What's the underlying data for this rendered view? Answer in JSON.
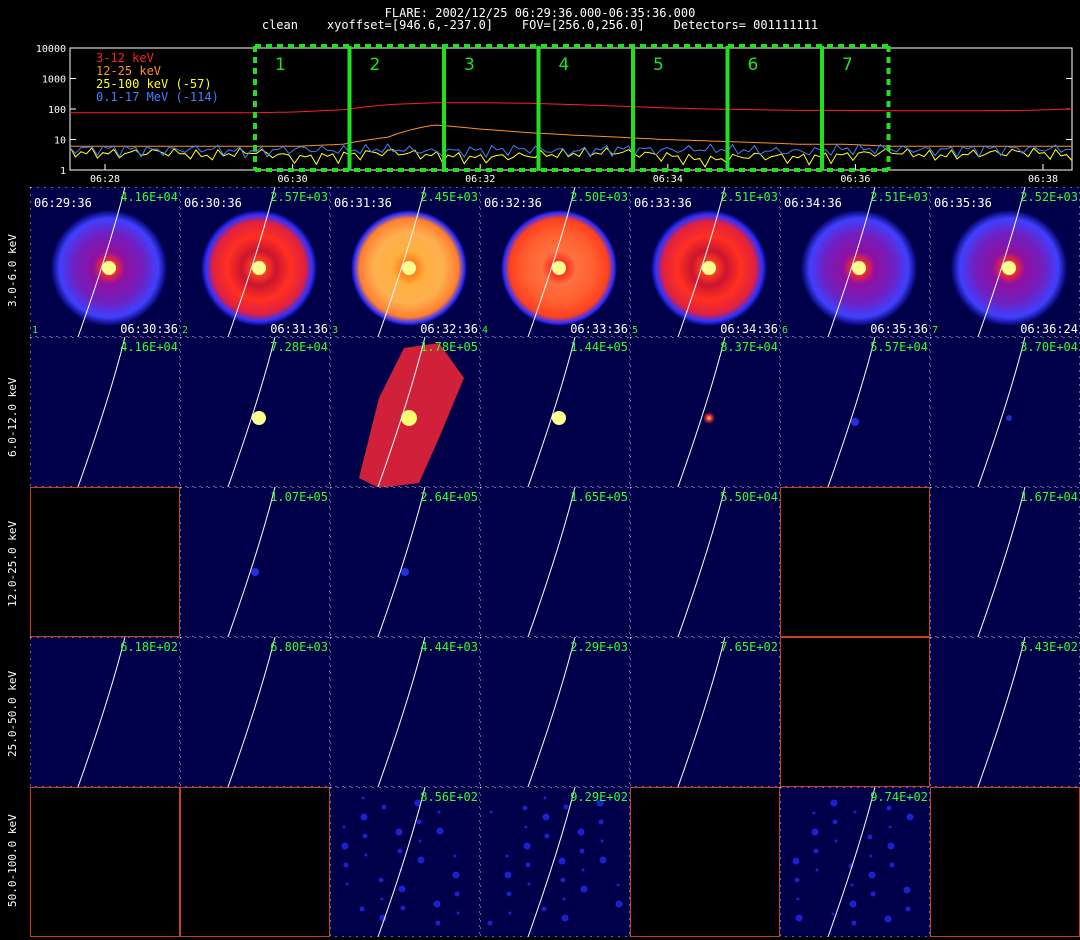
{
  "header": {
    "line1": "FLARE: 2002/12/25 06:29:36.000-06:35:36.000",
    "line2": "clean    xyoffset=[946.6,-237.0]    FOV=[256.0,256.0]    Detectors= 001111111"
  },
  "chart_data": [
    {
      "type": "line",
      "y_scale": "log",
      "ylim": [
        1,
        10000
      ],
      "y_ticks": [
        "10000",
        "1000",
        "100",
        "10",
        "1"
      ],
      "x_ticks": [
        "06:28",
        "06:30",
        "06:32",
        "06:34",
        "06:36",
        "06:38"
      ],
      "series": [
        {
          "name": "3-12 keV",
          "color": "#ff2020",
          "values": [
            75,
            75,
            75,
            75,
            75,
            80,
            95,
            140,
            160,
            160,
            155,
            140,
            125,
            110,
            100,
            95,
            90,
            90,
            88,
            87,
            88,
            90,
            100
          ]
        },
        {
          "name": "12-25 keV",
          "color": "#ff9020",
          "values": [
            6,
            6,
            6,
            6,
            6,
            6,
            7,
            12,
            30,
            22,
            17,
            14,
            12,
            10,
            9,
            8,
            7,
            7,
            6,
            6,
            6,
            6,
            6
          ]
        },
        {
          "name": "25-100 keV (-57)",
          "color": "#ffff20",
          "values": [
            4,
            3.5,
            4,
            3,
            4,
            2.5,
            3,
            4,
            3,
            2.5,
            3,
            3.5,
            4,
            3,
            2,
            3,
            2.5,
            3,
            4,
            3,
            3.5,
            4,
            3
          ]
        },
        {
          "name": "0.1-17 MeV (-114)",
          "color": "#4080ff",
          "values": [
            5,
            5,
            4.5,
            5,
            4,
            5,
            4.5,
            5,
            4,
            4.5,
            5,
            4,
            5,
            4.5,
            5,
            4.5,
            4,
            5,
            5,
            4.5,
            5,
            5,
            5
          ]
        }
      ],
      "intervals": [
        "1",
        "2",
        "3",
        "4",
        "5",
        "6",
        "7"
      ],
      "interval_color": "#20e020"
    },
    {
      "type": "heatmap",
      "row_labels": [
        "3.0-6.0 keV",
        "6.0-12.0 keV",
        "12.0-25.0 keV",
        "25.0-50.0 keV",
        "50.0-100.0 keV"
      ],
      "columns": [
        {
          "index": "1",
          "start": "06:29:36",
          "end": "06:30:36"
        },
        {
          "index": "2",
          "start": "06:30:36",
          "end": "06:31:36"
        },
        {
          "index": "3",
          "start": "06:31:36",
          "end": "06:32:36"
        },
        {
          "index": "4",
          "start": "06:32:36",
          "end": "06:33:36"
        },
        {
          "index": "5",
          "start": "06:33:36",
          "end": "06:34:36"
        },
        {
          "index": "6",
          "start": "06:34:36",
          "end": "06:35:36"
        },
        {
          "index": "7",
          "start": "06:35:36",
          "end": "06:36:24"
        }
      ],
      "max_values": [
        [
          "4.16E+04",
          "2.57E+03",
          "2.45E+03",
          "2.50E+03",
          "2.51E+03",
          "2.51E+03",
          "2.52E+03"
        ],
        [
          "4.16E+04",
          "7.28E+04",
          "1.78E+05",
          "1.44E+05",
          "8.37E+04",
          "5.57E+04",
          "3.70E+04"
        ],
        [
          "",
          "1.07E+05",
          "2.64E+05",
          "1.65E+05",
          "5.50E+04",
          "",
          "1.67E+04"
        ],
        [
          "6.18E+02",
          "6.80E+03",
          "4.44E+03",
          "2.29E+03",
          "7.65E+02",
          "",
          "5.43E+02"
        ],
        [
          "",
          "",
          "8.56E+02",
          "9.29E+02",
          "",
          "9.74E+02",
          ""
        ]
      ],
      "panel_kind": [
        [
          "ring1",
          "ring2",
          "ring3",
          "ring4",
          "ring5",
          "ring6",
          "ring7"
        ],
        [
          "faint",
          "ring-blue-small",
          "blob-red",
          "ring-blue",
          "dot",
          "dot-small",
          "dot-tiny"
        ],
        [
          "empty",
          "dot-small",
          "dot-small",
          "plain",
          "plain",
          "empty",
          "plain"
        ],
        [
          "plain",
          "plain",
          "plain",
          "plain",
          "plain",
          "empty",
          "plain"
        ],
        [
          "empty",
          "empty",
          "noise",
          "noise",
          "empty",
          "noise",
          "empty"
        ]
      ]
    }
  ]
}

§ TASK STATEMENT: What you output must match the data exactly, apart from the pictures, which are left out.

§ TASK OUTPUT:
What's the underlying data for this rendered view? Answer in JSON.
{
  "header": {
    "line1": "FLARE: 2002/12/25 06:29:36.000-06:35:36.000",
    "line2": "clean    xyoffset=[946.6,-237.0]    FOV=[256.0,256.0]    Detectors= 001111111"
  },
  "chart_data": [
    {
      "type": "line",
      "y_scale": "log",
      "ylim": [
        1,
        10000
      ],
      "y_ticks": [
        "10000",
        "1000",
        "100",
        "10",
        "1"
      ],
      "x_ticks": [
        "06:28",
        "06:30",
        "06:32",
        "06:34",
        "06:36",
        "06:38"
      ],
      "series": [
        {
          "name": "3-12 keV",
          "color": "#ff2020",
          "values": [
            75,
            75,
            75,
            75,
            75,
            80,
            95,
            140,
            160,
            160,
            155,
            140,
            125,
            110,
            100,
            95,
            90,
            90,
            88,
            87,
            88,
            90,
            100
          ]
        },
        {
          "name": "12-25 keV",
          "color": "#ff9020",
          "values": [
            6,
            6,
            6,
            6,
            6,
            6,
            7,
            12,
            30,
            22,
            17,
            14,
            12,
            10,
            9,
            8,
            7,
            7,
            6,
            6,
            6,
            6,
            6
          ]
        },
        {
          "name": "25-100 keV (-57)",
          "color": "#ffff20",
          "values": [
            4,
            3.5,
            4,
            3,
            4,
            2.5,
            3,
            4,
            3,
            2.5,
            3,
            3.5,
            4,
            3,
            2,
            3,
            2.5,
            3,
            4,
            3,
            3.5,
            4,
            3
          ]
        },
        {
          "name": "0.1-17 MeV (-114)",
          "color": "#4080ff",
          "values": [
            5,
            5,
            4.5,
            5,
            4,
            5,
            4.5,
            5,
            4,
            4.5,
            5,
            4,
            5,
            4.5,
            5,
            4.5,
            4,
            5,
            5,
            4.5,
            5,
            5,
            5
          ]
        }
      ],
      "intervals": [
        "1",
        "2",
        "3",
        "4",
        "5",
        "6",
        "7"
      ],
      "interval_color": "#20e020"
    },
    {
      "type": "heatmap",
      "row_labels": [
        "3.0-6.0 keV",
        "6.0-12.0 keV",
        "12.0-25.0 keV",
        "25.0-50.0 keV",
        "50.0-100.0 keV"
      ],
      "columns": [
        {
          "index": "1",
          "start": "06:29:36",
          "end": "06:30:36"
        },
        {
          "index": "2",
          "start": "06:30:36",
          "end": "06:31:36"
        },
        {
          "index": "3",
          "start": "06:31:36",
          "end": "06:32:36"
        },
        {
          "index": "4",
          "start": "06:32:36",
          "end": "06:33:36"
        },
        {
          "index": "5",
          "start": "06:33:36",
          "end": "06:34:36"
        },
        {
          "index": "6",
          "start": "06:34:36",
          "end": "06:35:36"
        },
        {
          "index": "7",
          "start": "06:35:36",
          "end": "06:36:24"
        }
      ],
      "max_values": [
        [
          "4.16E+04",
          "2.57E+03",
          "2.45E+03",
          "2.50E+03",
          "2.51E+03",
          "2.51E+03",
          "2.52E+03"
        ],
        [
          "4.16E+04",
          "7.28E+04",
          "1.78E+05",
          "1.44E+05",
          "8.37E+04",
          "5.57E+04",
          "3.70E+04"
        ],
        [
          "",
          "1.07E+05",
          "2.64E+05",
          "1.65E+05",
          "5.50E+04",
          "",
          "1.67E+04"
        ],
        [
          "6.18E+02",
          "6.80E+03",
          "4.44E+03",
          "2.29E+03",
          "7.65E+02",
          "",
          "5.43E+02"
        ],
        [
          "",
          "",
          "8.56E+02",
          "9.29E+02",
          "",
          "9.74E+02",
          ""
        ]
      ],
      "panel_kind": [
        [
          "ring1",
          "ring2",
          "ring3",
          "ring4",
          "ring5",
          "ring6",
          "ring7"
        ],
        [
          "faint",
          "ring-blue-small",
          "blob-red",
          "ring-blue",
          "dot",
          "dot-small",
          "dot-tiny"
        ],
        [
          "empty",
          "dot-small",
          "dot-small",
          "plain",
          "plain",
          "empty",
          "plain"
        ],
        [
          "plain",
          "plain",
          "plain",
          "plain",
          "plain",
          "empty",
          "plain"
        ],
        [
          "empty",
          "empty",
          "noise",
          "noise",
          "empty",
          "noise",
          "empty"
        ]
      ]
    }
  ]
}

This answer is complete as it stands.